Report all lines in the records that hold the string "checked".
================
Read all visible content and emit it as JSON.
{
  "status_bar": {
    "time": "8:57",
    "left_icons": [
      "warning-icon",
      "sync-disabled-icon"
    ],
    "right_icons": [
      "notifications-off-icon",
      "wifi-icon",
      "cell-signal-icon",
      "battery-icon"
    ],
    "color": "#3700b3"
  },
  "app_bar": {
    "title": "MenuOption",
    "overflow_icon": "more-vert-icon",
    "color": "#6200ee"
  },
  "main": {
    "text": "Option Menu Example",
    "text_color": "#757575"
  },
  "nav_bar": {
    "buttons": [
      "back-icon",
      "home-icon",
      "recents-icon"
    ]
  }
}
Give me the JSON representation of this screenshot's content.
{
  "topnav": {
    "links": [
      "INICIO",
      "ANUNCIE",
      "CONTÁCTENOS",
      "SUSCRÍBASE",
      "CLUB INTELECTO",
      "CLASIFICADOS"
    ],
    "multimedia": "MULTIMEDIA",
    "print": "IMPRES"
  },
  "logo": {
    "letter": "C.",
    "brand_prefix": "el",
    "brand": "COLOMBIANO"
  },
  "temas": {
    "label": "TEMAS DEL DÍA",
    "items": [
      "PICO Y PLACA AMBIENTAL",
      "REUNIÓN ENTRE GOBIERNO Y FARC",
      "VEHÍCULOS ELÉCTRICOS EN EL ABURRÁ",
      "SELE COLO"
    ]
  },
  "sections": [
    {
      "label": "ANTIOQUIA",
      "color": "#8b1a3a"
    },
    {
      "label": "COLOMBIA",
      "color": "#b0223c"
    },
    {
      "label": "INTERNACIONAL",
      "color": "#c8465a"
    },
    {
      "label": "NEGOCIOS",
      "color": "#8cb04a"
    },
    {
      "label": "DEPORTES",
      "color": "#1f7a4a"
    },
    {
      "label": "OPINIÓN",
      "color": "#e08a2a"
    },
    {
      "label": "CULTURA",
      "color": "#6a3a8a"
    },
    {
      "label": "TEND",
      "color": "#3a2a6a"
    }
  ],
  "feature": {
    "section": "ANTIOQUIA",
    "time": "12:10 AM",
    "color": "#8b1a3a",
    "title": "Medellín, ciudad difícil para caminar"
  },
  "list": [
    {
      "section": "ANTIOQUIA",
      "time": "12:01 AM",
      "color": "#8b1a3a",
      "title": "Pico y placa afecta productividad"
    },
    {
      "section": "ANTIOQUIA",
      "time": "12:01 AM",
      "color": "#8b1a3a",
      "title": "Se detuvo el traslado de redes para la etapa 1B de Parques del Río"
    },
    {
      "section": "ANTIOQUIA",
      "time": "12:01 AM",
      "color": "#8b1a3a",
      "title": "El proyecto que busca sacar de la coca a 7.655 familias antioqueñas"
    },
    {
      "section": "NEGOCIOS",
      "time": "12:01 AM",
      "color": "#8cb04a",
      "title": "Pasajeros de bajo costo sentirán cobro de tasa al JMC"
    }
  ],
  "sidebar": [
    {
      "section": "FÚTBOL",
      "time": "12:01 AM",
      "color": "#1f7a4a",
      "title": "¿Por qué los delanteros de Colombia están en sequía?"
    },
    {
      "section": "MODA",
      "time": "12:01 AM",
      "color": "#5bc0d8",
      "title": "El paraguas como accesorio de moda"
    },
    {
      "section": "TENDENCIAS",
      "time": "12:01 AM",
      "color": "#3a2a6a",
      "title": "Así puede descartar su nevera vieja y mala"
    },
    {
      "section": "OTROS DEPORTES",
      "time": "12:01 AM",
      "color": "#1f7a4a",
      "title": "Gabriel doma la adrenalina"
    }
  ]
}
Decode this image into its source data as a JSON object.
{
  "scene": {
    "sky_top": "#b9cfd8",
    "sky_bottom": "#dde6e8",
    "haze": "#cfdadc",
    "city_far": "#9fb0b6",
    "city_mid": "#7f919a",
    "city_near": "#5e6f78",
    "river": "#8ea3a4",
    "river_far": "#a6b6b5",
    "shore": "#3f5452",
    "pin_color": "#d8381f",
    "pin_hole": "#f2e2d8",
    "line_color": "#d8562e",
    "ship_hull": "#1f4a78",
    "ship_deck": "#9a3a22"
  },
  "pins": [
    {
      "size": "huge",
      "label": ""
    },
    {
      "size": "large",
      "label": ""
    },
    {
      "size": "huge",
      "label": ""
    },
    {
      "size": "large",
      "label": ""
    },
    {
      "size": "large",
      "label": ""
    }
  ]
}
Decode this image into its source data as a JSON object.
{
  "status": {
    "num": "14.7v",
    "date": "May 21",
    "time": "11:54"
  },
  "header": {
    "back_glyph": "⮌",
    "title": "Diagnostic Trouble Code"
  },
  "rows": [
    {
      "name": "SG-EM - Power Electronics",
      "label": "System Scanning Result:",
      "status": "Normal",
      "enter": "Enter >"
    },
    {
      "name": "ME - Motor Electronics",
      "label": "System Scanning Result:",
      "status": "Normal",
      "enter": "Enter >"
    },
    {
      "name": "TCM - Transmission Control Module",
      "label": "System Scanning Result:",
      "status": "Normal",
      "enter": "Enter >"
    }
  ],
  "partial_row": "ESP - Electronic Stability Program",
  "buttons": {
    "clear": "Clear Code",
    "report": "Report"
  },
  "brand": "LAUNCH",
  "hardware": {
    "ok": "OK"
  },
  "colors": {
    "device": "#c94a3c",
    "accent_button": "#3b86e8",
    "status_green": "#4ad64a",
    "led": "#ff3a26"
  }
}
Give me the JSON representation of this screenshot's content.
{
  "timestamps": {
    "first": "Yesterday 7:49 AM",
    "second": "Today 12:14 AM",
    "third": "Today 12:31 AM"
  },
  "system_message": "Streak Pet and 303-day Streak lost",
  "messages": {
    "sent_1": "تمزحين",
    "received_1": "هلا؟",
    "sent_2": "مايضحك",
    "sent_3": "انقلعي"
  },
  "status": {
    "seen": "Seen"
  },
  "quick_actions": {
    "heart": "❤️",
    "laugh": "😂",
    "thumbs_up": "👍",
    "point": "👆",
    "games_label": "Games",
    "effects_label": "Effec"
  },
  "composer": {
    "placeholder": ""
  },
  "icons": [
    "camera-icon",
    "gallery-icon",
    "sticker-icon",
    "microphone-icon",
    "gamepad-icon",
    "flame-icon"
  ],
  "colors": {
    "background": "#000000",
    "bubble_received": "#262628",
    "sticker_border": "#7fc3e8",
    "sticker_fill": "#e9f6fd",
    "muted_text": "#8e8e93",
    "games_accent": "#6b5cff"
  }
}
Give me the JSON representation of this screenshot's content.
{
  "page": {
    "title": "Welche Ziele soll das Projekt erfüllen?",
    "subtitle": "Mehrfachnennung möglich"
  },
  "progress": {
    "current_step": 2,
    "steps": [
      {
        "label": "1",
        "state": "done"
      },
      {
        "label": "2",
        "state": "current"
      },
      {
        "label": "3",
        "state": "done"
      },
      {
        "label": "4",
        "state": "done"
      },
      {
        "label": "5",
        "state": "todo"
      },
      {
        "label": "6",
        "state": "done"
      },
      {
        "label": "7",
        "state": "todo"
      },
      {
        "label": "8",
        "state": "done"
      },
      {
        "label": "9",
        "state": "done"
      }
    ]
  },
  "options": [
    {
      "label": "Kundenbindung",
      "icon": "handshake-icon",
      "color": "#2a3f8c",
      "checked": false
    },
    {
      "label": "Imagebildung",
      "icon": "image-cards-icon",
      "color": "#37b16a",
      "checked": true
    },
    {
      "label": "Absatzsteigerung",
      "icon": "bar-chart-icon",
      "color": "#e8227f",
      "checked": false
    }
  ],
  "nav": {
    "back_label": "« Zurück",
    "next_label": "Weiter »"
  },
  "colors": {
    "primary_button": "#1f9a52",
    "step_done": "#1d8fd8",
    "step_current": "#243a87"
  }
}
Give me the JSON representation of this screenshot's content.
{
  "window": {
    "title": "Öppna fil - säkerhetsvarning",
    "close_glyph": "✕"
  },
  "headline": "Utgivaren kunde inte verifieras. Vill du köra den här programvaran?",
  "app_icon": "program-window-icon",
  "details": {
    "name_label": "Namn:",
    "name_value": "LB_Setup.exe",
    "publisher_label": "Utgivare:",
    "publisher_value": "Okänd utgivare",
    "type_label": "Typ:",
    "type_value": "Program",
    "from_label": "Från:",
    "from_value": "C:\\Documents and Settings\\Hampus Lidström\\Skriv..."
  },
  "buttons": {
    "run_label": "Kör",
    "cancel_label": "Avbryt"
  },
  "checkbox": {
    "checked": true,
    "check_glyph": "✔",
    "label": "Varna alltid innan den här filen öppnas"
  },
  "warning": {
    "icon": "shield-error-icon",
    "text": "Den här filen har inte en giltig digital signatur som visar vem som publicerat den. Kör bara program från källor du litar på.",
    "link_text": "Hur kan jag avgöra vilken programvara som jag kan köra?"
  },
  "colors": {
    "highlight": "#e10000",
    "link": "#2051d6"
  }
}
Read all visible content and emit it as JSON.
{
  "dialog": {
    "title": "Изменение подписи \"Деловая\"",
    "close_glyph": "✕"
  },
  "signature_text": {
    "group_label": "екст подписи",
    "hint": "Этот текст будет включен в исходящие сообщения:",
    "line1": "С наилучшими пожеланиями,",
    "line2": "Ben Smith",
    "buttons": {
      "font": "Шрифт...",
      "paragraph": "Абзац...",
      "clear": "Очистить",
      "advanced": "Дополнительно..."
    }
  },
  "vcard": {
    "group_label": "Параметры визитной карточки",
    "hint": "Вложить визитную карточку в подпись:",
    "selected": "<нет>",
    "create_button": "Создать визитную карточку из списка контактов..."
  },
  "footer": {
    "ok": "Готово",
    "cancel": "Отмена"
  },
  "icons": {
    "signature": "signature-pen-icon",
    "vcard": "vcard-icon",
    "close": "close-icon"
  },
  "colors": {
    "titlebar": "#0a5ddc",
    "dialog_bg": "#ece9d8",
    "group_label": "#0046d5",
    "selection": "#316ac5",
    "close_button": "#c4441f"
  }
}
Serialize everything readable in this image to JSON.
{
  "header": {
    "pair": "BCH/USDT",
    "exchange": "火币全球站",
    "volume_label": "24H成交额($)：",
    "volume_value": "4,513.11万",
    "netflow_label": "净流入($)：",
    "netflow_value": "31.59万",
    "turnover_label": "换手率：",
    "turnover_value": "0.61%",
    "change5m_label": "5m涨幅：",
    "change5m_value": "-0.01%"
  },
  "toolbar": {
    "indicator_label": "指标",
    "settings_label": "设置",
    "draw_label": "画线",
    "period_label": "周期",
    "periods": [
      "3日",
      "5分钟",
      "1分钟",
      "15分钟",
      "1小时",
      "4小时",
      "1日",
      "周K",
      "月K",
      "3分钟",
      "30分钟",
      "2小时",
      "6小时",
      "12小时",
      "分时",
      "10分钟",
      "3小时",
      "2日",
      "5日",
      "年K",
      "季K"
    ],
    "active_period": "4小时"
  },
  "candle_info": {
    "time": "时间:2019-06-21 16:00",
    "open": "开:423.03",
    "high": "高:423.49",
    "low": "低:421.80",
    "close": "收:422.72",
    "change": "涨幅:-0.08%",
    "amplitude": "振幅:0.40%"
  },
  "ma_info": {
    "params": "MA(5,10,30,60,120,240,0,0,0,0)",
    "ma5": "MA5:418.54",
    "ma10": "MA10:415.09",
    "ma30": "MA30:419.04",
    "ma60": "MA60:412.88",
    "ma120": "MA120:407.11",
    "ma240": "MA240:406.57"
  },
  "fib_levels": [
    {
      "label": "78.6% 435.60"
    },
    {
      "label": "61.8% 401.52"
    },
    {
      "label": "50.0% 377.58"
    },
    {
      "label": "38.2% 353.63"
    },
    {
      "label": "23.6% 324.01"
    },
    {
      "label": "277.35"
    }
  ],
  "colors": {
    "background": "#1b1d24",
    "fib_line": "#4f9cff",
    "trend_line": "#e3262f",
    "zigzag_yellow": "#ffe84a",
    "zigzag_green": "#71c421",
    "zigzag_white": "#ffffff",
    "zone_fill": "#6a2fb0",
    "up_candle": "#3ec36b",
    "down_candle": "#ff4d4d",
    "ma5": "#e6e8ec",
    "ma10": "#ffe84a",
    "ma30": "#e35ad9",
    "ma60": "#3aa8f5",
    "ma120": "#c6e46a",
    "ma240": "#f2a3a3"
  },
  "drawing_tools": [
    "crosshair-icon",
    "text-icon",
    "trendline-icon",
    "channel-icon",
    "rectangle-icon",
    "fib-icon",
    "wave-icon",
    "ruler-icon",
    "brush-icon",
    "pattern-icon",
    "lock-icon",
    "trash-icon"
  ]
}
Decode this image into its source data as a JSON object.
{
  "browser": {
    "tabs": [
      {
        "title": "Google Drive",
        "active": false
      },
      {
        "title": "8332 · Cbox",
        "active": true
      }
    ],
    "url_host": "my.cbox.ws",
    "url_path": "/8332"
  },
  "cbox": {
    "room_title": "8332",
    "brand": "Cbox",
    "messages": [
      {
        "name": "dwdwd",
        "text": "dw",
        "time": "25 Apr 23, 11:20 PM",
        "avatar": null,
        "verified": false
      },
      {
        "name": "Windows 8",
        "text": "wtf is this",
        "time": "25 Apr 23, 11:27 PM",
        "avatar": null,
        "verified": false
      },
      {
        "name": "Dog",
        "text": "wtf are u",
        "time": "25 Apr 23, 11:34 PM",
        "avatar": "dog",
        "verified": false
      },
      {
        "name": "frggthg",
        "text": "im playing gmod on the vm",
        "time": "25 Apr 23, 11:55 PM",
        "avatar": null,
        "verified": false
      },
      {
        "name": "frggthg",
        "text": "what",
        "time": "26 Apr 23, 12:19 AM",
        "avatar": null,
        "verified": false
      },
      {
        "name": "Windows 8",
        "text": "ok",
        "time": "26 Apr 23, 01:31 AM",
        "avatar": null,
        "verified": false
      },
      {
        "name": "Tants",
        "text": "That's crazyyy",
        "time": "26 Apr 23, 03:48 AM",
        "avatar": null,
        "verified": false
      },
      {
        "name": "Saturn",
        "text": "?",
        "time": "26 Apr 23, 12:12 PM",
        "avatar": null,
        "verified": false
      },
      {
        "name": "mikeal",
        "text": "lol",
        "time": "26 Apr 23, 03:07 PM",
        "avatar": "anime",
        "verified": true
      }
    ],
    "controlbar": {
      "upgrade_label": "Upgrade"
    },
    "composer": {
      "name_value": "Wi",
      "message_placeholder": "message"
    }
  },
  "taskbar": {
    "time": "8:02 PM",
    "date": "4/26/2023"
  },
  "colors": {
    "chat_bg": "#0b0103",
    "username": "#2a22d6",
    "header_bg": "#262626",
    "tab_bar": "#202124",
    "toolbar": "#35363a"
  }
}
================
**Task response**
      "checked": false
      "checked": true
      "checked": false
    "checked": true,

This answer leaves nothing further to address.